Follow these decorating dos and don’ts and you’ll be a diva who has a home office that speaks “royally” of you, and in a language your pockets can appreciate. Work it, girl!


Jennifer Brown Banks is a successful writer and entrepreneur who has enjoyed working from her home office for the last seven years.  And she’s lovin’ the view!

Your Home

In Your Home on March 1, 2010 at 3:35 PM

Welcome  Spring  With These Quick and Easy DIY Grass Planters!




Decorative Container

Garden or Potting Soil

*Pebbles – Only necessary if your container does not have drainage holes.

Rye Grass Seeds – Rye grass is very inexpensive,  and is readily available at Walmart, Kmart, Lowes,  Home Depot and similar stores.  You can substitute any type of grass, or for something different, try using wheat kernels.



Fill and level your container with soil, leaving 1 -2 inches of space at the top. If necessary, first layer your container with 1 inch of pebbles, then top with soil.

Sprinkle a solid layer (don’t be stingy) of  grass over soil.

Cover  grass with ¼ inch of soil.

Water till moist; but not soggy. Keep your soil from drying out. Try watering daily and adjust as necessary.

Set your planter in a sunny windowsill or for those who live in warmer climates, outside in the sun.

You should see sprouts in 5 to 10 days.

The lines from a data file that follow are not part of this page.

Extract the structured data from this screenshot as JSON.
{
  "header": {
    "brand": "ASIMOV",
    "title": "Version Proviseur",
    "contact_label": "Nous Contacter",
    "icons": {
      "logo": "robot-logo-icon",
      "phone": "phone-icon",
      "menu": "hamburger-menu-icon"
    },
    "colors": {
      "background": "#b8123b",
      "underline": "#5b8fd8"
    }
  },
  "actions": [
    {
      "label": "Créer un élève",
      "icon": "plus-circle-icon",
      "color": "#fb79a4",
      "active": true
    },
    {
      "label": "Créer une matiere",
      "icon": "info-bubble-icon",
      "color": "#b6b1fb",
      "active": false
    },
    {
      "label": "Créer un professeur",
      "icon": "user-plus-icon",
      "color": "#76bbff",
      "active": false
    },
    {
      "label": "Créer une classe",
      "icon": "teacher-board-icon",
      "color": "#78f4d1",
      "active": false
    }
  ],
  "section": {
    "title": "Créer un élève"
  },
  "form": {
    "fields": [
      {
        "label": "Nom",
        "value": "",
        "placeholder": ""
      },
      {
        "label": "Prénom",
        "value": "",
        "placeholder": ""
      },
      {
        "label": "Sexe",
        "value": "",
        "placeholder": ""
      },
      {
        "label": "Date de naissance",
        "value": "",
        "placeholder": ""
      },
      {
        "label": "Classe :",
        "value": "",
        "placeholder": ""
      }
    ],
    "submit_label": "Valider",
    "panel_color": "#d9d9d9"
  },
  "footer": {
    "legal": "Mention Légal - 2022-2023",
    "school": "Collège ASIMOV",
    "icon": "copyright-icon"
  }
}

BONUS – This project also makes a “artfully”  organic Easter basket. Start seedlings at least three weeks before Easter and use a container that easily fits  into your basket. After the grass has grown a few inches, place it into your  basket.  The Easter Bunny will do the rest. –  Enjoy!